Next year, the team will streamline its efforts from growing 10+ types of vegetables to focus primarily on growing garlic and flowers to generate sales at Russell’s. These funds, together with those generated from Stop and Shop’s “Bloomin’ for Good program,” will be used to purchase one or two Community Supported Agriculture (CSA) shares from a local farm. Garden volunteers will pick up a weekly share and deliver it to the two SMOC shelters.

But where would our gardens be without bees? The First Parish Bee Team cares for some of our local pollinators as an environmental stewardship project.

In late July the Bee Team harvested and bottled more than 20 pounds of honey from one of the parish’s four hives. Working in the First Parish kitchen, team members spent half a day processing honey from seven hive frames, bottling it in 1-lb, 8-ounce, and 3-ounce jars. The team will make some honey available to the First Parish community and will continue donating honey to area shelters and food pantries.

The team used a honey extractor — a large, stainless steel, cylindrical device that uses centrifugal force to extract honey from honeycomb — to harvest the honey. Bees place honey in the small cells of wax honeycomb they build, and cover each cell with a wax seal or cap. Harvesting honey involves carefully removing the wax cappings with a knife, and placing the frames of exposed honey into slots in the extractor.

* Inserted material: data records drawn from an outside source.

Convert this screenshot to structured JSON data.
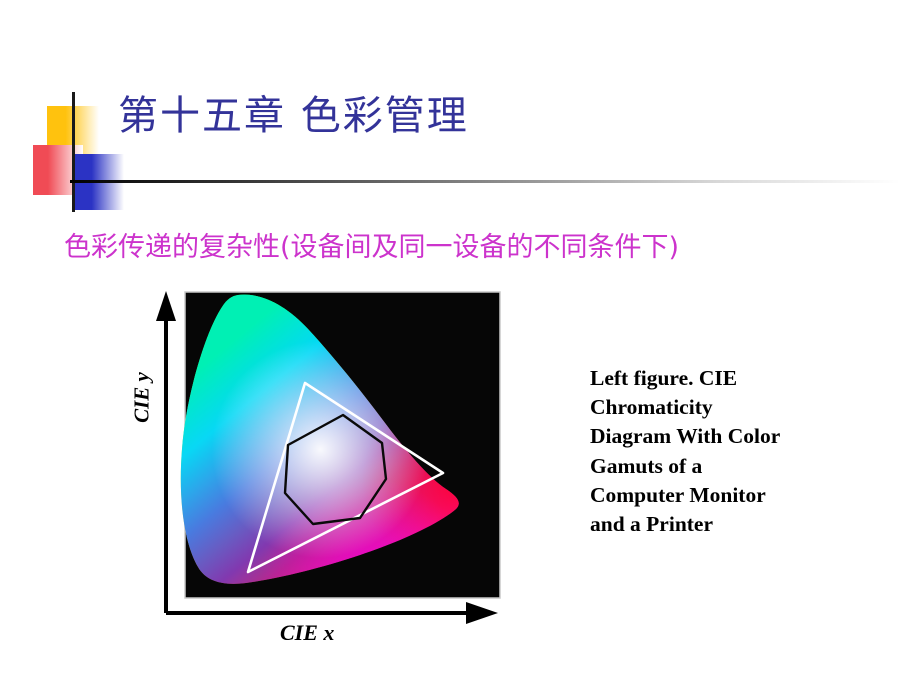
{
  "slide": {
    "title": "第十五章 色彩管理",
    "title_color": "#333399",
    "subtitle": "色彩传递的复杂性(设备间及同一设备的不同条件下)",
    "subtitle_color": "#CC33CC",
    "background_color": "#FFFFFF"
  },
  "decoration": {
    "yellow_color": "#FFC20E",
    "red_color": "#F04B55",
    "blue_color": "#2B33C4",
    "rule_color": "#000000"
  },
  "caption": {
    "lines": [
      "Left figure. CIE",
      "Chromaticity",
      "Diagram With Color",
      "Gamuts of a",
      "Computer Monitor",
      "and a Printer"
    ],
    "text": "Left figure. CIE Chromaticity Diagram With Color Gamuts of a Computer Monitor and a Printer"
  },
  "chart_data": {
    "type": "scatter",
    "title": "CIE Chromaticity Diagram With Color Gamuts of a Computer Monitor and a Printer",
    "xlabel": "CIE x",
    "ylabel": "CIE y",
    "grid": false,
    "legend": "none",
    "plot_background": "#000000",
    "axis_arrows": true,
    "tick_labels": [],
    "xlim": [
      0,
      0.8
    ],
    "ylim": [
      0,
      0.9
    ],
    "series": [
      {
        "name": "Spectral locus (visible gamut)",
        "type": "area",
        "color": "full-spectrum",
        "description": "CIE 1931 horseshoe chromaticity region filled with continuous spectrum colors"
      },
      {
        "name": "Computer Monitor Gamut",
        "type": "polygon",
        "color": "#FFFFFF",
        "vertices": [
          [
            0.3,
            0.6
          ],
          [
            0.64,
            0.33
          ],
          [
            0.15,
            0.06
          ]
        ]
      },
      {
        "name": "Printer Gamut",
        "type": "polygon",
        "color": "#000000",
        "vertices": [
          [
            0.345,
            0.52
          ],
          [
            0.44,
            0.452
          ],
          [
            0.47,
            0.33
          ],
          [
            0.415,
            0.195
          ],
          [
            0.3,
            0.175
          ],
          [
            0.245,
            0.25
          ],
          [
            0.25,
            0.43
          ]
        ]
      }
    ]
  }
}
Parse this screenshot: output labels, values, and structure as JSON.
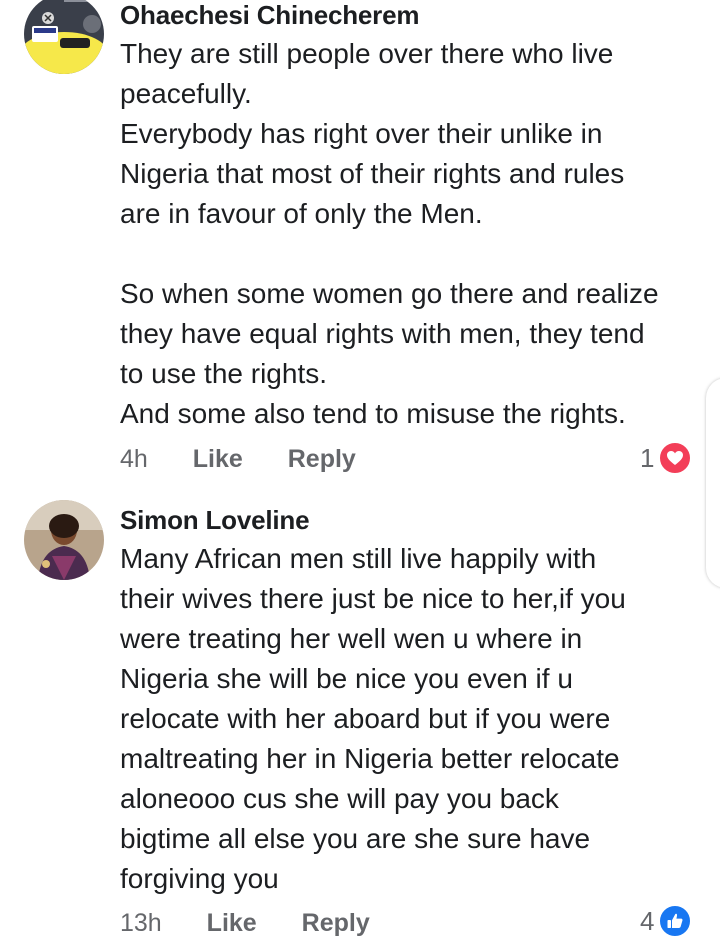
{
  "comments": [
    {
      "author": "Ohaechesi Chinecherem",
      "lines": [
        "They are still people over there who live",
        "peacefully.",
        "Everybody has right over their unlike in",
        "Nigeria that most of their rights and rules",
        "are in favour of only the Men.",
        "",
        "So when some women go there and realize",
        "they have equal rights with men, they tend",
        "to use the rights.",
        "And some also tend to misuse the rights."
      ],
      "time": "4h",
      "like_label": "Like",
      "reply_label": "Reply",
      "reaction_count": "1",
      "reaction_icon": "love-heart-icon",
      "reaction_color": "#f33e58"
    },
    {
      "author": "Simon Loveline",
      "lines": [
        "Many African men still live happily with",
        "their wives there just be nice to her,if you",
        "were treating her well wen u where in",
        "Nigeria she will be nice you even if u",
        "relocate with her aboard but if you were",
        "maltreating her in Nigeria better relocate",
        "aloneooo cus  she will pay you back",
        "bigtime all else you are she sure have",
        "forgiving you"
      ],
      "time": "13h",
      "like_label": "Like",
      "reply_label": "Reply",
      "reaction_count": "4",
      "reaction_icon": "thumbs-up-icon",
      "reaction_color": "#1877f2"
    }
  ]
}
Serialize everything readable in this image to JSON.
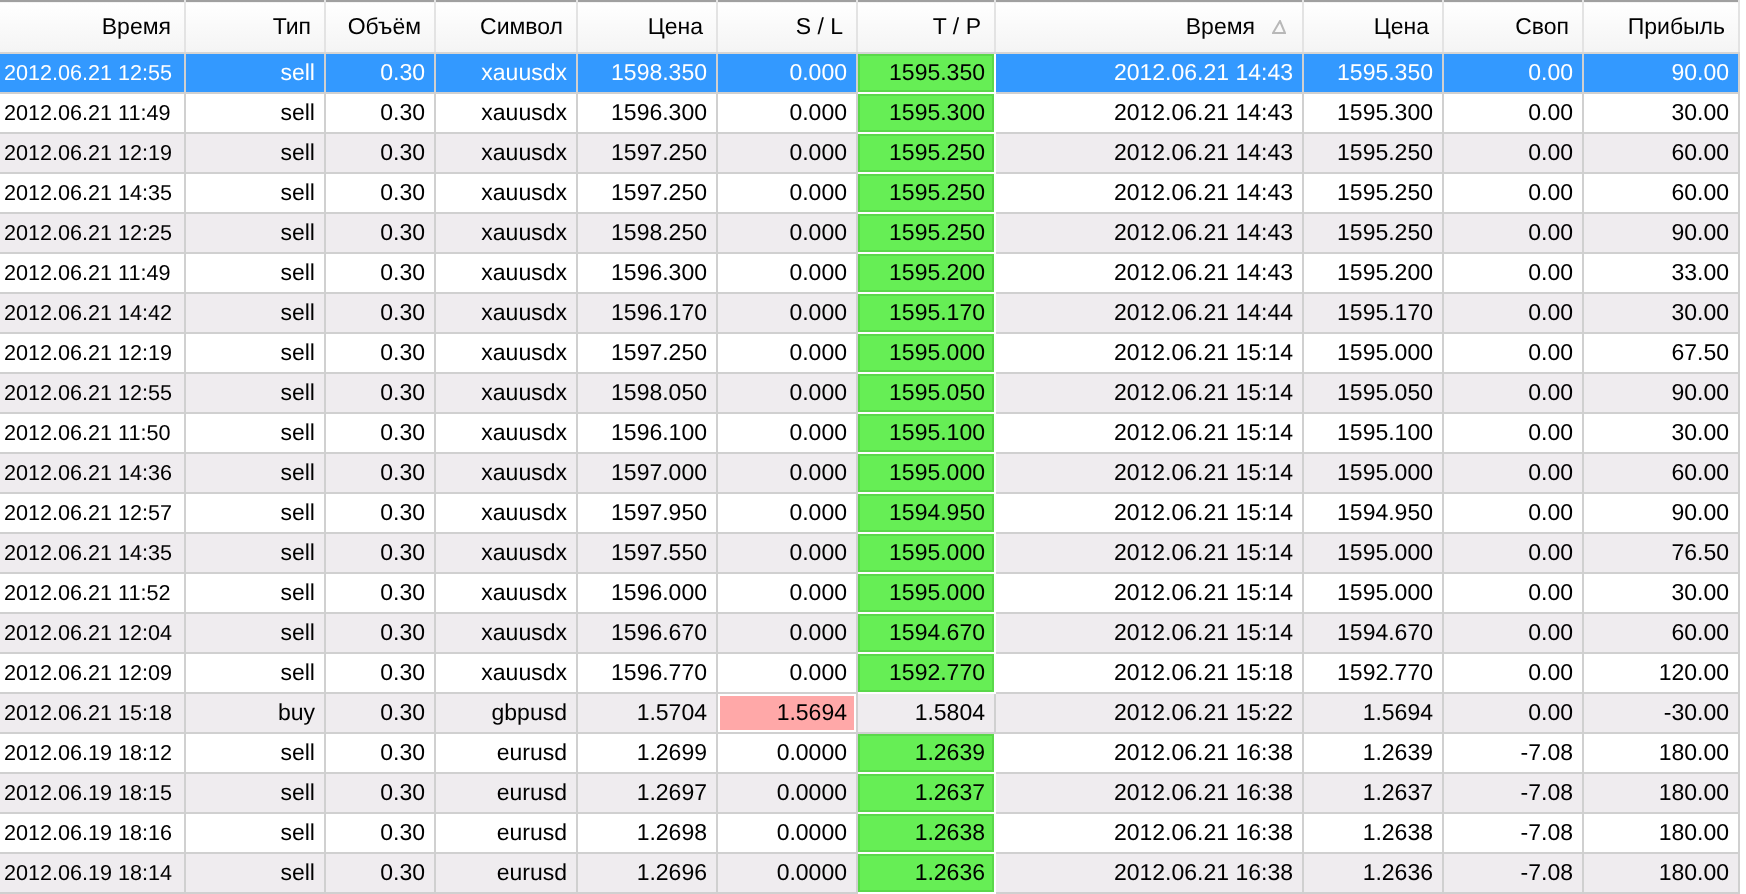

The extractor then spins the frames – either electrically or by way of a human-powered hand crank – and the honey flies out of the cells onto the inside walls of the extractor. It drips to the bottom and flows out a “gated” hole, through a double sieve (to filter out wax) and into a waiting bucket.